Friday, October 26, 2007

And the flames go higher...

Yet another article cautioning against Huckabee. Not to pile on, or anything.

As for me, I will never support Huckabee in the primary (although in the general election or as vice-president, I'm not sure) and I can tell you why in two words:

Wayne Dumond

What was wrong for Michael Dukakis is wrong for Mike Huckabee, even if the situations are slightly different. Maybe a Pastor has to show forgiveness but a Governor/President doesn't.

I haven't been exactly thrilled with Fred Thompson's performance so far but he still has my vote. At this point, if Thompson dropped out, I'd probably vote for McCain before Huckabee or Romney. As for Giuliani: ain't gonna happen.

5 comments:

Stephen said...

This Wayne Dumond business (the first I've heard of it) is far too anecdotal to make a final determination on Mike Huckabee. Innocent people get jailed and executed, and criminals get released to offend again. That Mr. Huckabee's judgment call in this case was later proven wrong is no basis to completely reject his candidacy for president.

Karen said...

Stephen, just because you haven't heard of it doesn't make it anecdotal. Google it. The situation stinks. National Review has talked about it in several issues this year. Just because the main stream media hasn't picked up on it doesn't mean it isn't real. The media coverage of Huckabee has been slight anyway.

Here's an older story from the: Arkansas Times.

At the least Huckabee showed extremely poor judgment. I happen to think it is worse than that.

Stephen said...

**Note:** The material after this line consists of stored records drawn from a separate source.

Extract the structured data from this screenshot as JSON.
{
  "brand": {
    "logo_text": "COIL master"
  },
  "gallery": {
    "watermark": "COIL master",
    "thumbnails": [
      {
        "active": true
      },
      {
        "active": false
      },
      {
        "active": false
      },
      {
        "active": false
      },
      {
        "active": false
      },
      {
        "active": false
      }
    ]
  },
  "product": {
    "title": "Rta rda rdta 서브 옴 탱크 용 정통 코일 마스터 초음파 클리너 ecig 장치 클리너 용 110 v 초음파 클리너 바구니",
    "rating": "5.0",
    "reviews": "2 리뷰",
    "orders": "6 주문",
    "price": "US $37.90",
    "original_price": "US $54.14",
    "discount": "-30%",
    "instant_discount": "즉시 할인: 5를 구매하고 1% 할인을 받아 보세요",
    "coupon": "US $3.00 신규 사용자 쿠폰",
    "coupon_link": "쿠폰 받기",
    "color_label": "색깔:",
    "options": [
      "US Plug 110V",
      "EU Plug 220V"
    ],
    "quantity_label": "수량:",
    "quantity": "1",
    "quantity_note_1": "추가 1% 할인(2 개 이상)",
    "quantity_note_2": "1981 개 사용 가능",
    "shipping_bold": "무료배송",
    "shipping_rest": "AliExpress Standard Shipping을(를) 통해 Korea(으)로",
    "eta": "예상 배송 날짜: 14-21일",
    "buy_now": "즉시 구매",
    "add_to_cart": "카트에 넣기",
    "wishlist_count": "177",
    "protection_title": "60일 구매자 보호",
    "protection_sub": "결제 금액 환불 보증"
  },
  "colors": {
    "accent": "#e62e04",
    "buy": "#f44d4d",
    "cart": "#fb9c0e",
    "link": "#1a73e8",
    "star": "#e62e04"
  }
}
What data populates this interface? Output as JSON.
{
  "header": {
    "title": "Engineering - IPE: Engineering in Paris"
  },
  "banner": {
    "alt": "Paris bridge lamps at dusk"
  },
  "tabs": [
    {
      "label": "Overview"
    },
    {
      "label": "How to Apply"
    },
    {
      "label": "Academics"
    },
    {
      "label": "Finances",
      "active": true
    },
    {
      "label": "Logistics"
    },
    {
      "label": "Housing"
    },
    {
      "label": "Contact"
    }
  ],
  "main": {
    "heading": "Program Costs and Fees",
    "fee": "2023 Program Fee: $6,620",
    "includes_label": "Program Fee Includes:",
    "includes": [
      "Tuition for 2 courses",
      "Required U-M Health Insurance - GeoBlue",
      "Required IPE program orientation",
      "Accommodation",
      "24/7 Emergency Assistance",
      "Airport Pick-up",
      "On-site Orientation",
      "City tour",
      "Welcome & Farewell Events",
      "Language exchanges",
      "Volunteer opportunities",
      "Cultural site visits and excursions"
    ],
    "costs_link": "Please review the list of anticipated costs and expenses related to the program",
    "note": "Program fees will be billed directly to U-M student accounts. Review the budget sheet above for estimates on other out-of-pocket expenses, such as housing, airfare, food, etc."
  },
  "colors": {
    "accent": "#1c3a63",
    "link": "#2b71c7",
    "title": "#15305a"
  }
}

Things look a bit too clear in hindsight. For years after his release, Wayne Dumond's case appeared to many to be a miscarriage of justice finally corrected:

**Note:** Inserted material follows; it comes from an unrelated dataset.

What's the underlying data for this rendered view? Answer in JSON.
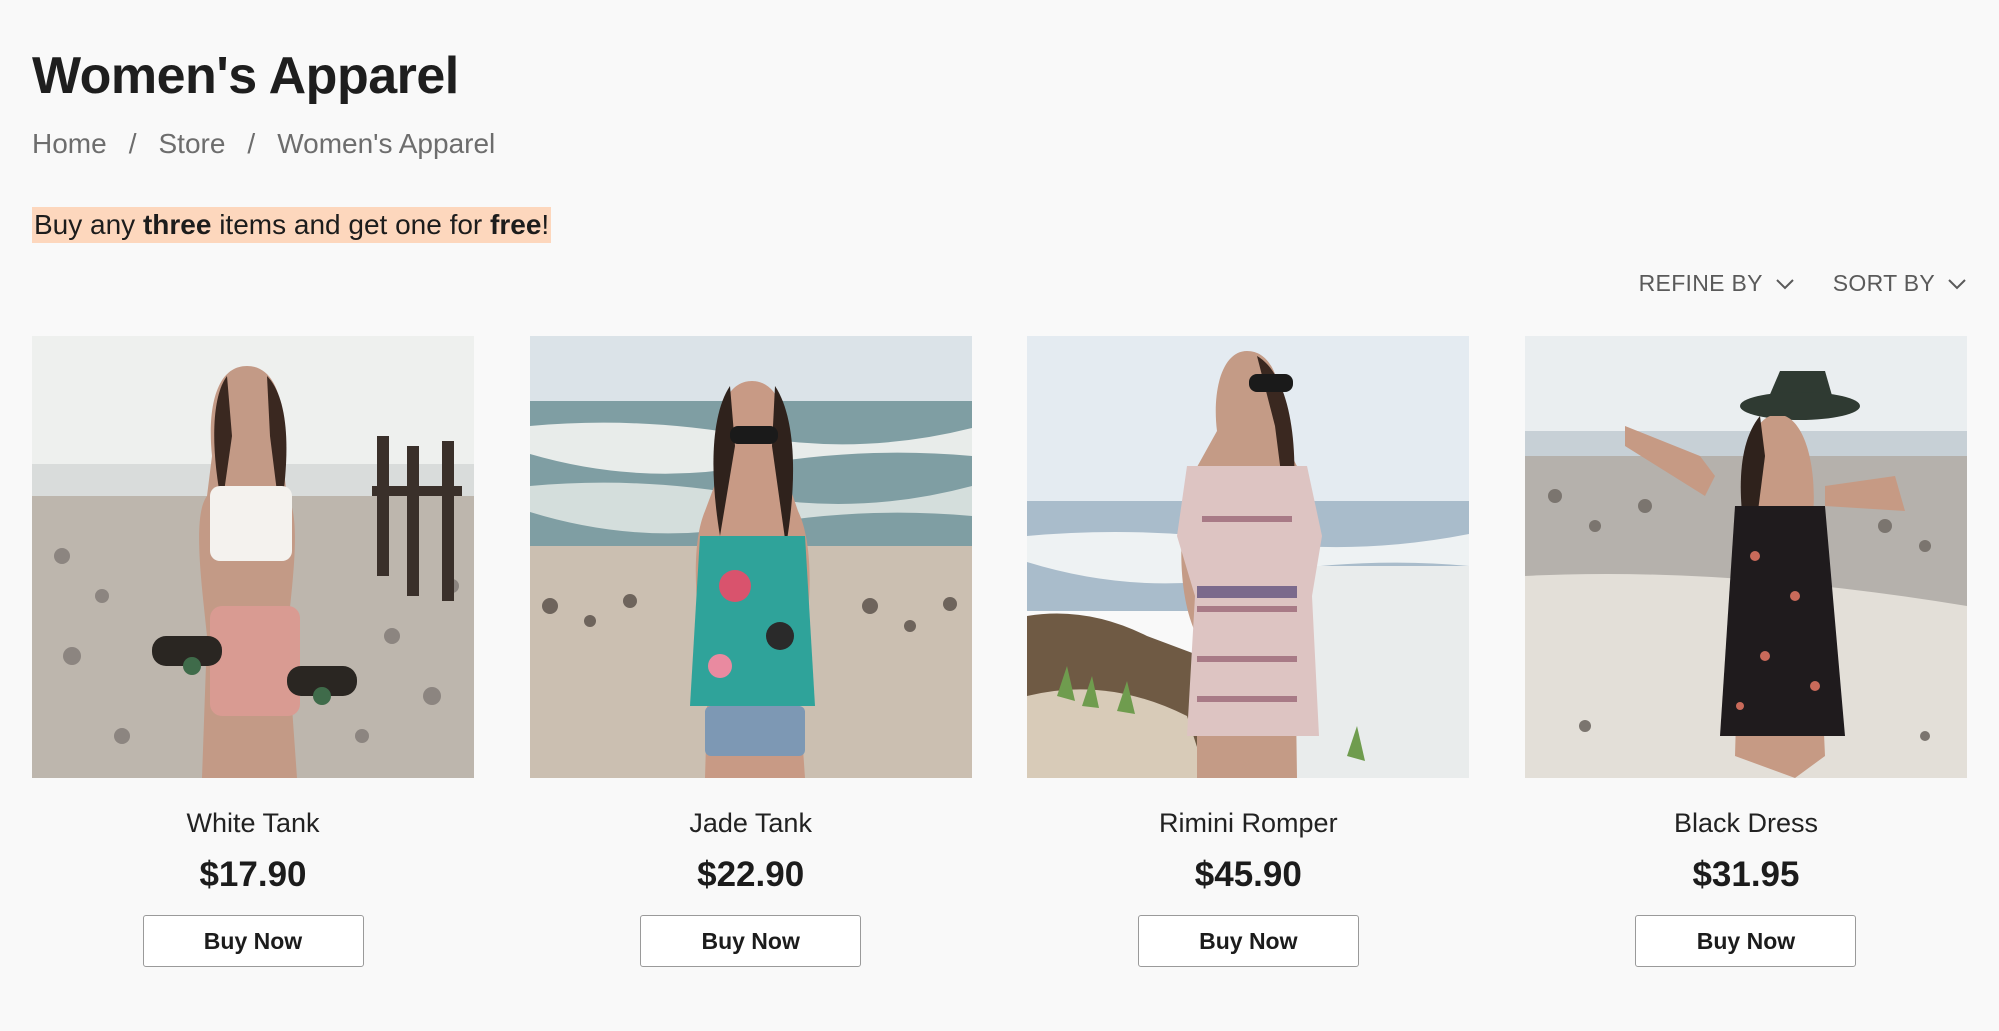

"DuMond initially was sentenced to life plus 20 years, but then-Gov. Jim Guy Tucker reduced the sentence to 39 years, making him eligible for parole Nov. 11, 1994. The parole board had recommended clemency partly because genetic evidence uncovered by DuMond's lawyer showed that semen on Ms. Stevens' pants did not exhibit a genetic marker DuMond possessed.

The state approved a parole plan Jan. 16, 1997, requiring that DuMond move from Arkansas, but Texas and Florida parole boards rejected his plans to move there. Last month, the Arkansas parole board approved his move to DeWitt.

Between the time his 1997 parole and his 1999 parole plans were approved, DuMond's wife Dusty died from injuries suffered in an Ohio traffic accident. He was allowed out for a day to attend her funeral.

With DuMond now out for good, the family hopes to prove his innocence, Bobby Dumond said.

"I know he didn't do it. I hope we can put all this behind us," he said."
-- Associated Press, October 1999

"The rape victim's daddy, mortician Walter E. "Stevie" Stevens, was part of a Democratic machine that ruled the Arkansas Delta and nurtured Clinton's career.

Wayne DuMond, guilty or innocent, didn't have a chance at justice."
-- Village Voice, March 2001

Considering the connections of the victim's family, the brutal attack on Dumond while he awaited trial, and the genetic evidence presented in Dumond's appeal process, Huckabee thought he was serving justice.

It's easy to say in 2007 that Wayne Dumond should have stayed in jail--it was considerably less clear in 1998.

Philip said...

Man, that could have been a new post!

Anyway, the bigger question is still why didn't he just pardon him to begin with? It seems he orchestrated events so that he had plausible deniability in case it went bad, playing both sides of the issue.

He also demonstrated this behavior in the gas tax referendum, saying he never raised taxes, but vocally selling the increase to voters. His he for or against higher taxes?

This begins to look like a pattern of doing one thing and saying another. That's what politicians do, not what real leaders do.

Philip said...


Here is one more article
to consider. It is the best defense of Huckabee that I have seen so far, yet it does not change my opinion of him.